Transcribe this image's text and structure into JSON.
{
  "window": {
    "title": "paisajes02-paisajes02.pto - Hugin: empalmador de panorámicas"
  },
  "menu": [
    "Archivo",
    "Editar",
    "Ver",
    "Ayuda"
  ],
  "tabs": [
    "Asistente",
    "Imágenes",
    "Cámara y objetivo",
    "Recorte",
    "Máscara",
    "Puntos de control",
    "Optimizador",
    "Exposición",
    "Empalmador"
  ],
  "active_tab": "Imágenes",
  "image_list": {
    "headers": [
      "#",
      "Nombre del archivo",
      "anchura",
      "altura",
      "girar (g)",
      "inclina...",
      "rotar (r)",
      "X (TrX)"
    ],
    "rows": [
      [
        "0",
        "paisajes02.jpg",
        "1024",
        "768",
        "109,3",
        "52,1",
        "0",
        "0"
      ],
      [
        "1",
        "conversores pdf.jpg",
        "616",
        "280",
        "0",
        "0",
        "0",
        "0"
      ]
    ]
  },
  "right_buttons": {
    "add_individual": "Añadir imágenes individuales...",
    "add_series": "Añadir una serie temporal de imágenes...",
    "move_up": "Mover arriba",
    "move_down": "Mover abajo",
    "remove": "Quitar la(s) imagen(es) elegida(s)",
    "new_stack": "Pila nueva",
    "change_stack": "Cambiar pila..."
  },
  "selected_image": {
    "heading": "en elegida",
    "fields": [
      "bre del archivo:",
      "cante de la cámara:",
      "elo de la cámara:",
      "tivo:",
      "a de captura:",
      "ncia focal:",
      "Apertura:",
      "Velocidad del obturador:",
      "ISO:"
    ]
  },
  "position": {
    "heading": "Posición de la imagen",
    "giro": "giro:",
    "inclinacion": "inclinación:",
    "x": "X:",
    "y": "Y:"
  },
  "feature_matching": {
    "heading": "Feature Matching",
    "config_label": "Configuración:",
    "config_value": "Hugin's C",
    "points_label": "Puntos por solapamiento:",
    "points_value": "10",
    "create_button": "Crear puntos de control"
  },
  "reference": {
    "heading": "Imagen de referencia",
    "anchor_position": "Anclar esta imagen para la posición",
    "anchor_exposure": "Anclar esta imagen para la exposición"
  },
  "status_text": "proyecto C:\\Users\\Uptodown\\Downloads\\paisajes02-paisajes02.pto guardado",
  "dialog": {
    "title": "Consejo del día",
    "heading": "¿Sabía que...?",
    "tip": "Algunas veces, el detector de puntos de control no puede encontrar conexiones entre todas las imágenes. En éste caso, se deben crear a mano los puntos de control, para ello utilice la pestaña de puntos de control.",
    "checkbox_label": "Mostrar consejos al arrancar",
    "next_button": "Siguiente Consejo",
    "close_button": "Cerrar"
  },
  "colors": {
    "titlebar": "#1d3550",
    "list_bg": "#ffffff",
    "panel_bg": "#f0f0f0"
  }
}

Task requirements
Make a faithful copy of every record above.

Solution to the problem
Transcribe this image's text and structure into JSON.
{
  "window": {
    "title": "paisajes02-paisajes02.pto - Hugin: empalmador de panorámicas"
  },
  "menu": [
    "Archivo",
    "Editar",
    "Ver",
    "Ayuda"
  ],
  "tabs": [
    "Asistente",
    "Imágenes",
    "Cámara y objetivo",
    "Recorte",
    "Máscara",
    "Puntos de control",
    "Optimizador",
    "Exposición",
    "Empalmador"
  ],
  "active_tab": "Imágenes",
  "image_list": {
    "headers": [
      "#",
      "Nombre del archivo",
      "anchura",
      "altura",
      "girar (g)",
      "inclina...",
      "rotar (r)",
      "X (TrX)"
    ],
    "rows": [
      [
        "0",
        "paisajes02.jpg",
        "1024",
        "768",
        "109,3",
        "52,1",
        "0",
        "0"
      ],
      [
        "1",
        "conversores pdf.jpg",
        "616",
        "280",
        "0",
        "0",
        "0",
        "0"
      ]
    ]
  },
  "right_buttons": {
    "add_individual": "Añadir imágenes individuales...",
    "add_series": "Añadir una serie temporal de imágenes...",
    "move_up": "Mover arriba",
    "move_down": "Mover abajo",
    "remove": "Quitar la(s) imagen(es) elegida(s)",
    "new_stack": "Pila nueva",
    "change_stack": "Cambiar pila..."
  },
  "selected_image": {
    "heading": "en elegida",
    "fields": [
      "bre del archivo:",
      "cante de la cámara:",
      "elo de la cámara:",
      "tivo:",
      "a de captura:",
      "ncia focal:",
      "Apertura:",
      "Velocidad del obturador:",
      "ISO:"
    ]
  },
  "position": {
    "heading": "Posición de la imagen",
    "giro": "giro:",
    "inclinacion": "inclinación:",
    "x": "X:",
    "y": "Y:"
  },
  "feature_matching": {
    "heading": "Feature Matching",
    "config_label": "Configuración:",
    "config_value": "Hugin's C",
    "points_label": "Puntos por solapamiento:",
    "points_value": "10",
    "create_button": "Crear puntos de control"
  },
  "reference": {
    "heading": "Imagen de referencia",
    "anchor_position": "Anclar esta imagen para la posición",
    "anchor_exposure": "Anclar esta imagen para la exposición"
  },
  "status_text": "proyecto C:\\Users\\Uptodown\\Downloads\\paisajes02-paisajes02.pto guardado",
  "dialog": {
    "title": "Consejo del día",
    "heading": "¿Sabía que...?",
    "tip": "Algunas veces, el detector de puntos de control no puede encontrar conexiones entre todas las imágenes. En éste caso, se deben crear a mano los puntos de control, para ello utilice la pestaña de puntos de control.",
    "checkbox_label": "Mostrar consejos al arrancar",
    "next_button": "Siguiente Consejo",
    "close_button": "Cerrar"
  },
  "colors": {
    "titlebar": "#1d3550",
    "list_bg": "#ffffff",
    "panel_bg": "#f0f0f0"
  }
}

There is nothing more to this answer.